Tuesday, August 5, 2008

If you are in a hurry...

I read a book by an author, Alan Cohen, titled A Deep Breath of Life. It was a gift so many years ago that I can't recall how long I have actually had it. Alan writes inspirational thoughts of daily living and one of my absolute favorites is a story about a retreat with this sign:

If you are in a hurry, you are in the wrong place.

That phrase has been plastered to my computer for years. And I do my best to incorporate it into my work style. It isn't natural for me, I am a get-it-done-now, tyranny-of-the-urgent kind of gal and I need reminders. BIG reminders. This is a good one.

Annually, I look at how I handle work and adjust accordingly. Recently it was my annual review and I thought I would share some tips on how I make my work -work!

1. I don't cyber squat. (And Twitter is making it that much harder!). I check my email 4-6 times per day but I actually close it down in between. This prevents me from peeking - just to see what's there and it allows me uninterrupted time on projects. I have also removed the bells and whistles -my funny announcement - there's a message for you, sire -that had me trained better than my dog to quick check who was writing. You know, just quick a minute.

2. I do my best project work in the morning. I am caffeinated, alert and ready to go. I try to do as much head's down, grind it out work without interruption in morning. I save my meetings, when possible, for the afternoon. Granted, it doesn't always work out this way, but I do my best to schedule people time when I haven't a neuron left for reading.

3. I slow it down with people. Much like social work, the reason people come to see me isn't always the reason they come to see me. So if I pay attention, and give them time, I usually get to the reason. It is quite incredible how the question, 'so what else is going on?' will open up the floodgates. The feedback is tremendous and I know it works.
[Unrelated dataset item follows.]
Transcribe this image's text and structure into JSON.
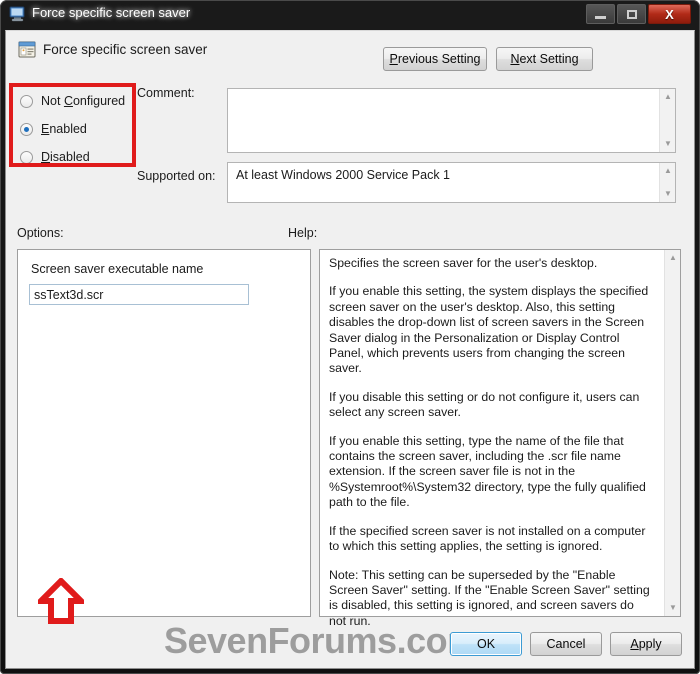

4. I get out more. Two to three times a week, I go work in our beautiful atrium. I spend about an hour sitting with my computer, writing or checking email. The curious thing is that mostly I don't do any work. My goal is to see people. And talk. And connect. And be seen. Last time I sat and worked in the atrium, I talked to 15 people.

5. I change my scenery. Frequently, I will go somewhere other than my office to do work. We have a wonderful library, the atrium, the Pond, etc. Sometimes the office walls look so stale and uninspiring. I encourage my staff to take time out and look for inspiration in other places too.

So shake it a bit. And slow it down.


The Happy Employee said...

Great post. I'm a sucker for productivity stuff, but this article is awesomely refreshing.

I'm good at 1 and 3, but I'll try to implement 2, 4 and 5.

HR Maven said...

Hey thanks for stopping by!

It isn't rocket science but it works for me. I have an employee who writes better in the afternoon so a different clock works for him.

As I remind myself when I leave work - so much of this will be here in the AM.